§ **DATA FOR THE TASK**:
————
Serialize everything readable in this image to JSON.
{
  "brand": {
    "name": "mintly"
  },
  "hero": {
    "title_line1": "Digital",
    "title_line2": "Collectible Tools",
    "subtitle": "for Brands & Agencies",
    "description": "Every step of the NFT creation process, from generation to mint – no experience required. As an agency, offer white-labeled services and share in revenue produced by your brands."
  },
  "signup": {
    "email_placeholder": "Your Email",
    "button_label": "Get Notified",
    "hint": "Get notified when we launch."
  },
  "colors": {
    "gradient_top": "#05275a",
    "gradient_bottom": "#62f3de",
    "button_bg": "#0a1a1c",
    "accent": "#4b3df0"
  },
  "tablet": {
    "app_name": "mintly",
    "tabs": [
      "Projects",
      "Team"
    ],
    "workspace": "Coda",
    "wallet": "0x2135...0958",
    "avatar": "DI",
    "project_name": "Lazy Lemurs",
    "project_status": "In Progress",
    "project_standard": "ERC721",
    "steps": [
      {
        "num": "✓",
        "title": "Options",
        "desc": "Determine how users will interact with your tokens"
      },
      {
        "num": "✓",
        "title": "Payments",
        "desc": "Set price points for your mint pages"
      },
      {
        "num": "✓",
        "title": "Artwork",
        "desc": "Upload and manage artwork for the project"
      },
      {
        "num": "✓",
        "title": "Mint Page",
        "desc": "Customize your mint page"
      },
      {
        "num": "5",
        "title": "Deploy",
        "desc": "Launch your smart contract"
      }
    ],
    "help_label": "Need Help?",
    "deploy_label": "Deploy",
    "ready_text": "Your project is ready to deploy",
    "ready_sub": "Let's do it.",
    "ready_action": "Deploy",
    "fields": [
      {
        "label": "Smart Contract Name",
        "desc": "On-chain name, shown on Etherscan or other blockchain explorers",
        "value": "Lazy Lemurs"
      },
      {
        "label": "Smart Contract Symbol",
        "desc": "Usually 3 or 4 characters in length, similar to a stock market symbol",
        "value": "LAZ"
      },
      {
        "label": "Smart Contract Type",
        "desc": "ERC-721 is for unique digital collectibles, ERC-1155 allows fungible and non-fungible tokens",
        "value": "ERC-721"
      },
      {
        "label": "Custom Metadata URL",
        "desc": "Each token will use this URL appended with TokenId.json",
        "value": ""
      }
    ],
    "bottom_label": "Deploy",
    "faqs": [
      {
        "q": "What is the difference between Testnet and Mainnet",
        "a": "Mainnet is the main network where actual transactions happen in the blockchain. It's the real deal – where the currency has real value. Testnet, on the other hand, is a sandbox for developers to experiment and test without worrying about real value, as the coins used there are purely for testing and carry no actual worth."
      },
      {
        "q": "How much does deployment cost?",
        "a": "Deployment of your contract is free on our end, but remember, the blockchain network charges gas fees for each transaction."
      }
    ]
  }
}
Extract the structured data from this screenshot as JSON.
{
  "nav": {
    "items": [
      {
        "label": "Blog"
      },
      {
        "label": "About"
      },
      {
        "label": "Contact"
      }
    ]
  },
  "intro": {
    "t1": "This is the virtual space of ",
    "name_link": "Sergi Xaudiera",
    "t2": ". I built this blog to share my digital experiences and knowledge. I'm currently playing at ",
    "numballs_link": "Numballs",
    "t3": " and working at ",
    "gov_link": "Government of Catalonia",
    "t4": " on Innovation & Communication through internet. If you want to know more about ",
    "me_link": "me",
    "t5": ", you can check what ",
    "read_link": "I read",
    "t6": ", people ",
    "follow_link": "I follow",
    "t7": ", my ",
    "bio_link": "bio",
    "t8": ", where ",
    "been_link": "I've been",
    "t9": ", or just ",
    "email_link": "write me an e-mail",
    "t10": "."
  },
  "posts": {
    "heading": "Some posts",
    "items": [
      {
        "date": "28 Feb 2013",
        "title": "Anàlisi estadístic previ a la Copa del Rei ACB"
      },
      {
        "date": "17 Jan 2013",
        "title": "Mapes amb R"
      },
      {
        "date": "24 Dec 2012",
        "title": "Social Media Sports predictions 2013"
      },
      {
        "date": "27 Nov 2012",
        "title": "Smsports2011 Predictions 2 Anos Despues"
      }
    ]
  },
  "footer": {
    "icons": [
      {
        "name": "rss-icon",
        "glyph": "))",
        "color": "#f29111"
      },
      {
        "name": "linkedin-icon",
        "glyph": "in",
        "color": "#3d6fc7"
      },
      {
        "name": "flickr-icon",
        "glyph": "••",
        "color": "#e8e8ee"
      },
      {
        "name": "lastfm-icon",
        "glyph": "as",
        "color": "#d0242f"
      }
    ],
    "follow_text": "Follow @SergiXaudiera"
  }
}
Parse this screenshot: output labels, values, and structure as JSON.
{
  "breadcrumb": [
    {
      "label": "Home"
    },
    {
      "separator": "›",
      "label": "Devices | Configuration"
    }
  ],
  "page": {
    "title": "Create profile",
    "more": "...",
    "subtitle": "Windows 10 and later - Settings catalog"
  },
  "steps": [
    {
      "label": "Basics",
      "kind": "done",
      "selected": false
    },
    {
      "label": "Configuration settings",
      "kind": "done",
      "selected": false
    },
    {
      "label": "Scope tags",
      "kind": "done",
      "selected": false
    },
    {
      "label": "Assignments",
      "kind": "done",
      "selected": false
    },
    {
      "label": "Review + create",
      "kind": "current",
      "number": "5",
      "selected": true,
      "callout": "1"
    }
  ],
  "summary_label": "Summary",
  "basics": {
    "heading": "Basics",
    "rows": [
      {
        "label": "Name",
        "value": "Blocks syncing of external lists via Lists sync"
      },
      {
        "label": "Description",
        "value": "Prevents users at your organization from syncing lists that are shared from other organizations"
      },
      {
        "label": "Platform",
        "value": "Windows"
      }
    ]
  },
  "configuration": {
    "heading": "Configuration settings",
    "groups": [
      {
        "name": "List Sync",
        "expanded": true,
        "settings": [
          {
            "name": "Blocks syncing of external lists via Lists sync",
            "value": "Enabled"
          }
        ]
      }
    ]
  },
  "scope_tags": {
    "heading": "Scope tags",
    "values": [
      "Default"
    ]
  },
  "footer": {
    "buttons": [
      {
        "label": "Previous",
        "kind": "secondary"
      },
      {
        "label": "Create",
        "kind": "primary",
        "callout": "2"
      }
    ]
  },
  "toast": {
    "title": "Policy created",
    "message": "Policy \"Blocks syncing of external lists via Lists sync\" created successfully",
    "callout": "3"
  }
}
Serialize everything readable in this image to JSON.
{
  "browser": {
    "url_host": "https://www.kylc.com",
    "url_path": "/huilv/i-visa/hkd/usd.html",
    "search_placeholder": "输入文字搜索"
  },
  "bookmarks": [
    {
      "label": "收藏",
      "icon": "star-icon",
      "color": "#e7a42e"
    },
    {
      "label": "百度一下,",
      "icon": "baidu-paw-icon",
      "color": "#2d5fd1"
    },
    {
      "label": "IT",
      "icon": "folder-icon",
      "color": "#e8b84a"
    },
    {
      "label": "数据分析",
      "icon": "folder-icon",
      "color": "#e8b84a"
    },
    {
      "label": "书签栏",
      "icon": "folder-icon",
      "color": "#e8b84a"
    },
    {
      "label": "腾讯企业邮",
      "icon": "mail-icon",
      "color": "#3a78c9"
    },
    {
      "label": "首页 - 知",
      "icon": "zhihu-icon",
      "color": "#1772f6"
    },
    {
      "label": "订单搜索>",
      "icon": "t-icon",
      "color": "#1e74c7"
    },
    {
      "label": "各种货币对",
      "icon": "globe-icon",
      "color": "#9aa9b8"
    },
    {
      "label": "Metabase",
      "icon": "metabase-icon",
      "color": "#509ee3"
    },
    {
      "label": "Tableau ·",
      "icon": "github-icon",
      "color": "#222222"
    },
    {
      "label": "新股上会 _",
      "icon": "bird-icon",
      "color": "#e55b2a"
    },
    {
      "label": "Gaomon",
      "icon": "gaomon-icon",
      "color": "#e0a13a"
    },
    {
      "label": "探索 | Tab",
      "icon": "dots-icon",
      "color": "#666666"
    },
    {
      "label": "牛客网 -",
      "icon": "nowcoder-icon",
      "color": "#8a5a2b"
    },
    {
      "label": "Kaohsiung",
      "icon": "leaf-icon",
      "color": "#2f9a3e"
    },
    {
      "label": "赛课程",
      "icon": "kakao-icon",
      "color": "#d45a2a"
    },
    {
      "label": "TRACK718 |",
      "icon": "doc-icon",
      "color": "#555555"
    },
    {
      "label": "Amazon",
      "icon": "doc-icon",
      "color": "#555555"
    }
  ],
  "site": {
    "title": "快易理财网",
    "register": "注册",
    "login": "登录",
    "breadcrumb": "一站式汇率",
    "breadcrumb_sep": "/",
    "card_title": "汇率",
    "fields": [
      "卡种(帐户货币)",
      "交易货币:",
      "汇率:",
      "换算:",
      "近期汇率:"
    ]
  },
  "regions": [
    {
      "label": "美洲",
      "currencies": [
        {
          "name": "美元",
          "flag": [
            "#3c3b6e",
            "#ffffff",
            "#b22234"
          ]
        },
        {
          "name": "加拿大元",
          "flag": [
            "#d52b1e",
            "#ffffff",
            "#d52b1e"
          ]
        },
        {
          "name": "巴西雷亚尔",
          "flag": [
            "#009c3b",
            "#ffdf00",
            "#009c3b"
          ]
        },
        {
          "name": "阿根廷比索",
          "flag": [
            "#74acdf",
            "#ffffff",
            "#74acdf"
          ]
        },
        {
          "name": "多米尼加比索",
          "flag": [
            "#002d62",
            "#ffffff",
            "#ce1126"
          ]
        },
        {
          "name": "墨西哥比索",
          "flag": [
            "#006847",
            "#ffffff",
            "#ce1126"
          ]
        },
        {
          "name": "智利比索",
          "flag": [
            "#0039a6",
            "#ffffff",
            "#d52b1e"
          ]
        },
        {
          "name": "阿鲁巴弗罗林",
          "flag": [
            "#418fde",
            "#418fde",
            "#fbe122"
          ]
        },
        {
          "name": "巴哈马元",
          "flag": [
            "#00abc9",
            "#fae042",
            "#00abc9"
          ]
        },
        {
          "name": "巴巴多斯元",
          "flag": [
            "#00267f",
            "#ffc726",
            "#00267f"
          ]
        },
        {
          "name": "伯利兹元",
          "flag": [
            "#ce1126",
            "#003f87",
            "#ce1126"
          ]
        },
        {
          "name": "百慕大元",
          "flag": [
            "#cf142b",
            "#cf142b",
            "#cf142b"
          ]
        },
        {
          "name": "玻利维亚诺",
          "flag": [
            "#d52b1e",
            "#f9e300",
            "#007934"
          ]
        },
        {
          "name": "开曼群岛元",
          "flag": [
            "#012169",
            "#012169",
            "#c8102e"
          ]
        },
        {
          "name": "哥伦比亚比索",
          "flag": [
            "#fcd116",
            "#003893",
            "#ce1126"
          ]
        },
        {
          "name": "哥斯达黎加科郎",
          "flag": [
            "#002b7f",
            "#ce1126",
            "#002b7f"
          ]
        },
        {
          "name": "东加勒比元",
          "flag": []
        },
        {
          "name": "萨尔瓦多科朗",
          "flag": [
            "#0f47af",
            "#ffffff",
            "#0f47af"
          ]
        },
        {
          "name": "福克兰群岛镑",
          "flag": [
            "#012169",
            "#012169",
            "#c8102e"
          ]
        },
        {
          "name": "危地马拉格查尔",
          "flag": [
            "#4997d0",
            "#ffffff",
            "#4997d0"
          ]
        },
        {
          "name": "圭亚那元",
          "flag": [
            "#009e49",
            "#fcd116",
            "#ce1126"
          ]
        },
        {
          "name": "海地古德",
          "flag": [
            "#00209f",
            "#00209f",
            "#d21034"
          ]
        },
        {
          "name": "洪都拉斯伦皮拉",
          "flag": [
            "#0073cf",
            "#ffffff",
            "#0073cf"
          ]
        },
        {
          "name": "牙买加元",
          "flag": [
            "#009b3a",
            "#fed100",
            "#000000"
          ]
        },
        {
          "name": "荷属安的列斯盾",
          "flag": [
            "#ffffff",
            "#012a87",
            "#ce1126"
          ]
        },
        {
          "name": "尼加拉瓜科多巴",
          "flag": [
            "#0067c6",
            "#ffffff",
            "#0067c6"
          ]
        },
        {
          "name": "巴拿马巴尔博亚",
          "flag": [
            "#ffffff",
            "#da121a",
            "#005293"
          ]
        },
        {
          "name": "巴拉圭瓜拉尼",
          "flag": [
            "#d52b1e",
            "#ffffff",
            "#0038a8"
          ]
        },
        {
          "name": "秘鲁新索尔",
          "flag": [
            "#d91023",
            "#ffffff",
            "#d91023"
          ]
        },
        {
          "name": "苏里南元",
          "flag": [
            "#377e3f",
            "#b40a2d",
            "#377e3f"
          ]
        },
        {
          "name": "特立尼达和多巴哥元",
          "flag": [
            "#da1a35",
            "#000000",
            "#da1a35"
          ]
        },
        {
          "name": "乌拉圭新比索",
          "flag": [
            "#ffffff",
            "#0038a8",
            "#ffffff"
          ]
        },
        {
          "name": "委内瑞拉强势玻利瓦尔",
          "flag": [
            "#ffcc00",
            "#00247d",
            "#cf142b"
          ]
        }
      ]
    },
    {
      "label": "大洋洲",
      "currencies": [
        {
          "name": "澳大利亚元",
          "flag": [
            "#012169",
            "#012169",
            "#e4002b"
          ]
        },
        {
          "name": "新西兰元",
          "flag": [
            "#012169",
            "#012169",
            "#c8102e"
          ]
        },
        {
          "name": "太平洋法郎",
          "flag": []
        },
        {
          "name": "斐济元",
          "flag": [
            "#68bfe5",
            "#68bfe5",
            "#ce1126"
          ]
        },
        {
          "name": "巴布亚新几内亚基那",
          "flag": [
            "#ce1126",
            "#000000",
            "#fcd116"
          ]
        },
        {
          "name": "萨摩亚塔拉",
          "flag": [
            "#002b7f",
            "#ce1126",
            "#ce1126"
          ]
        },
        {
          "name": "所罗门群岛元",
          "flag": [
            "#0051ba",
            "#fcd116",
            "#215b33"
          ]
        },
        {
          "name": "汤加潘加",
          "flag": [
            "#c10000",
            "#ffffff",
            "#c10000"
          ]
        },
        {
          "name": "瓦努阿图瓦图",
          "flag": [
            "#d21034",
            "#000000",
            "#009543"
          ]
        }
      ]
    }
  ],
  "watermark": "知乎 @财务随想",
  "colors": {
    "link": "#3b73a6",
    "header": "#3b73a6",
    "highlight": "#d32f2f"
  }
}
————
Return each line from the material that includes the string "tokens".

        "desc": "Determine how users will interact with your tokens"
        "desc": "ERC-721 is for unique digital collectibles, ERC-1155 allows fungible and non-fungible tokens",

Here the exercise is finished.